*** Extracted data Section Begins ***

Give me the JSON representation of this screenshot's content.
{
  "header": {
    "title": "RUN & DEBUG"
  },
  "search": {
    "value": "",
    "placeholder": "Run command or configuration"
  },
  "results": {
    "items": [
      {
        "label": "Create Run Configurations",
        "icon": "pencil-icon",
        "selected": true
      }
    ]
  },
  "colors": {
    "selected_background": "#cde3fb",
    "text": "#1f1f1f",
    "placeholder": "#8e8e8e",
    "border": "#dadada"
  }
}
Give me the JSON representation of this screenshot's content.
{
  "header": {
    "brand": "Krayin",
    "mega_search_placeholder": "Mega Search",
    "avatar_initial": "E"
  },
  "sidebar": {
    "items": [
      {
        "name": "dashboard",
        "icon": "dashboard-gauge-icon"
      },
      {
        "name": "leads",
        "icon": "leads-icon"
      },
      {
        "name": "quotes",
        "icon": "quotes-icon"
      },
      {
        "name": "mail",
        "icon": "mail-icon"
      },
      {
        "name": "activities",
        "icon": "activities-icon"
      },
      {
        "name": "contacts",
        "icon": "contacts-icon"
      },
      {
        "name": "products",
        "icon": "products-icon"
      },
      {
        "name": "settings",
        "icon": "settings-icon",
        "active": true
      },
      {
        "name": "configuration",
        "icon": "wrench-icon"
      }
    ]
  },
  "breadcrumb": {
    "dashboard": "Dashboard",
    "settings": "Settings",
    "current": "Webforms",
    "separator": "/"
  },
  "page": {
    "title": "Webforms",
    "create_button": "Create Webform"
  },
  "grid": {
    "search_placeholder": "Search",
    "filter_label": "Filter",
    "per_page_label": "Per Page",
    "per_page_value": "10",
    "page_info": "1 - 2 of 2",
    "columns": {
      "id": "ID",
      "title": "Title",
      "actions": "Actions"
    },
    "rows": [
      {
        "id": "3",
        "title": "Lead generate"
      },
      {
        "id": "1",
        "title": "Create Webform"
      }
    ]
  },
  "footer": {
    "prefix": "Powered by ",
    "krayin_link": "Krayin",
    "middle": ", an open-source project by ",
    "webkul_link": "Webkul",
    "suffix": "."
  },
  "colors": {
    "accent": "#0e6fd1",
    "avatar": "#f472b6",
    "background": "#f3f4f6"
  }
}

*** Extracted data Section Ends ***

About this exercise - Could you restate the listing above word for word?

Finished exercise -
Give me the JSON representation of this screenshot's content.
{
  "header": {
    "title": "RUN & DEBUG"
  },
  "search": {
    "value": "",
    "placeholder": "Run command or configuration"
  },
  "results": {
    "items": [
      {
        "label": "Create Run Configurations",
        "icon": "pencil-icon",
        "selected": true
      }
    ]
  },
  "colors": {
    "selected_background": "#cde3fb",
    "text": "#1f1f1f",
    "placeholder": "#8e8e8e",
    "border": "#dadada"
  }
}
Give me the JSON representation of this screenshot's content.
{
  "header": {
    "brand": "Krayin",
    "mega_search_placeholder": "Mega Search",
    "avatar_initial": "E"
  },
  "sidebar": {
    "items": [
      {
        "name": "dashboard",
        "icon": "dashboard-gauge-icon"
      },
      {
        "name": "leads",
        "icon": "leads-icon"
      },
      {
        "name": "quotes",
        "icon": "quotes-icon"
      },
      {
        "name": "mail",
        "icon": "mail-icon"
      },
      {
        "name": "activities",
        "icon": "activities-icon"
      },
      {
        "name": "contacts",
        "icon": "contacts-icon"
      },
      {
        "name": "products",
        "icon": "products-icon"
      },
      {
        "name": "settings",
        "icon": "settings-icon",
        "active": true
      },
      {
        "name": "configuration",
        "icon": "wrench-icon"
      }
    ]
  },
  "breadcrumb": {
    "dashboard": "Dashboard",
    "settings": "Settings",
    "current": "Webforms",
    "separator": "/"
  },
  "page": {
    "title": "Webforms",
    "create_button": "Create Webform"
  },
  "grid": {
    "search_placeholder": "Search",
    "filter_label": "Filter",
    "per_page_label": "Per Page",
    "per_page_value": "10",
    "page_info": "1 - 2 of 2",
    "columns": {
      "id": "ID",
      "title": "Title",
      "actions": "Actions"
    },
    "rows": [
      {
        "id": "3",
        "title": "Lead generate"
      },
      {
        "id": "1",
        "title": "Create Webform"
      }
    ]
  },
  "footer": {
    "prefix": "Powered by ",
    "krayin_link": "Krayin",
    "middle": ", an open-source project by ",
    "webkul_link": "Webkul",
    "suffix": "."
  },
  "colors": {
    "accent": "#0e6fd1",
    "avatar": "#f472b6",
    "background": "#f3f4f6"
  }
}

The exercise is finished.